Shock Compression Microscope

A High throughput benchtop setup

The shock compression microscope (depicted in image) uses a pulsed Nd:YAG laser to launch hypervelocity (1-5 km/s) plates and a photon Doppler velocimeter (PDV) to measure their velocities and the velocity of the materials impacted by the flyer plate. Each shot destroys the sample, so samples are mass-produced in the form of arrays with many elements, typically around 200. We can also fabricate multielement arrays of tiny cuvettes for liquid studies.

Figures to the right, show the schematics of (a) complete shock compression microscope experimental setup and (b) a cross-section of sample holder consisting of flyer substrate from which the flyer is punched out by the flat top laser beam, spacer and target array containing sample wells.

One of the biggest problems in shock experiments is measuring the temperature. We have developed a multichannel spectrograph that functions as an optical pyrometer as shown in the figure to the right.

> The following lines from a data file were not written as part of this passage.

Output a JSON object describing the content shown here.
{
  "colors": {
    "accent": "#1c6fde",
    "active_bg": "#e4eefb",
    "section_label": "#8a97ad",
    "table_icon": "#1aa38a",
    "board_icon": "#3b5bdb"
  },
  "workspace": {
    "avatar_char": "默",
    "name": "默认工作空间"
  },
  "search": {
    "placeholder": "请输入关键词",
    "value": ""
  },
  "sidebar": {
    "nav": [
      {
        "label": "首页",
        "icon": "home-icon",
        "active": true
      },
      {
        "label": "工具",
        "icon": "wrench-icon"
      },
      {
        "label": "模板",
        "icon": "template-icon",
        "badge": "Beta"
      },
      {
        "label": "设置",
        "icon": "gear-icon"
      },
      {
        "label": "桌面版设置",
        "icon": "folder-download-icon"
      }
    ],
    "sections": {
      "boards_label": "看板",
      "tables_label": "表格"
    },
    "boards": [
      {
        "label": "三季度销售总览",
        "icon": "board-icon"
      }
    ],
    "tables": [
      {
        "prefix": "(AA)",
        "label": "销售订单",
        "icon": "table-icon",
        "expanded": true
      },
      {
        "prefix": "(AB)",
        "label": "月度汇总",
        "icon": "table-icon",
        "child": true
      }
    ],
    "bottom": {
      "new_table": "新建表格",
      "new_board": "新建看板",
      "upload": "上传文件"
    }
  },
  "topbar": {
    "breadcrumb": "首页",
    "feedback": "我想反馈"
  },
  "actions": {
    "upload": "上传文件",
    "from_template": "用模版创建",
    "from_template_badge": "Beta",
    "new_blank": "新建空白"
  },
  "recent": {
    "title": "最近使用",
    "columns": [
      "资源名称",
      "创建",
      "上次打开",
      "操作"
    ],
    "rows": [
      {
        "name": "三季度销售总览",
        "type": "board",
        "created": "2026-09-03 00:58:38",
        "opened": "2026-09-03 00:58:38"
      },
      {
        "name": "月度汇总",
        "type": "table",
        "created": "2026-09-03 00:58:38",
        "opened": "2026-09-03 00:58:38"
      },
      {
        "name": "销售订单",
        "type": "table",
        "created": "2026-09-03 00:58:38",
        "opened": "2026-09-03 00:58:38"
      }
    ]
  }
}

It monitors the time-dependent thermal emission from the shocked material and determines the temperature by fitting the spectrum to Planck’s blackbody law.

Click on other research directions to explore how the Shock Compression Microscope is used to study various phenomena.